With Syria's Western-backed sectarian war for regime-change spilling over into both Iraq and Lebanon between forces that root themselves in divisions between Sunni and Shia, the New York Times has come forward to attribute this nightmare scenario to Washington's insufficient engagement in the region.
"Power Vacuum in Middle East Lifts Militants," declares the voice of liberal imperialism in a January 4 article.
The US "newspaper of record" cites fighting in the Iraqi cities of Fallujah and Ramadi involving "masked gunmen" whom "so many American soldiers died fighting."
It attributes all conflicts in the region to "the emergence of a post-American Middle East in which no broker has the power, or the will, to contain the region's sectarian hatreds."

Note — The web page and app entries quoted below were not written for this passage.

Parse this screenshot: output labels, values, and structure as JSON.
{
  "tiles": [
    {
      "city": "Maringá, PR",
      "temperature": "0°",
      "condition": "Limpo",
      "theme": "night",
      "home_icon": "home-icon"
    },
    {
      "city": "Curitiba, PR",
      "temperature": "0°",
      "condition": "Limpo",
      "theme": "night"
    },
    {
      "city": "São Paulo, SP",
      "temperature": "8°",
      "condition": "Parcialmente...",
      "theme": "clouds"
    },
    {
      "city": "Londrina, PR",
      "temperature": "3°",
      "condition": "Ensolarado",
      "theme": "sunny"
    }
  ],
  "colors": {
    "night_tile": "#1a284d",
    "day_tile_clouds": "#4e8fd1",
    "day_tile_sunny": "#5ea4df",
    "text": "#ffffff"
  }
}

It is this, we are told, which has allowed "fanatical Islamists" to flourish in both Iraq and Syria. The Times further attributes this situation to struggles between "two great oil powers, Iran and Saudi Arabia, whose rulers -- claiming to represent Shiite and Sunni Islam, respectively -- cynically deploy a sectarian agenda that makes almost any sort of accommodation a heresy."
"Linking all this mayhem is an increasingly naked appeal to the atavistic loyalties of clan and sect," the Times adds.
The newspaper makes a fleeting reference to the United States having "touched off" civil war in Iraq with an invasion that is then justified as an "American nation-building effort."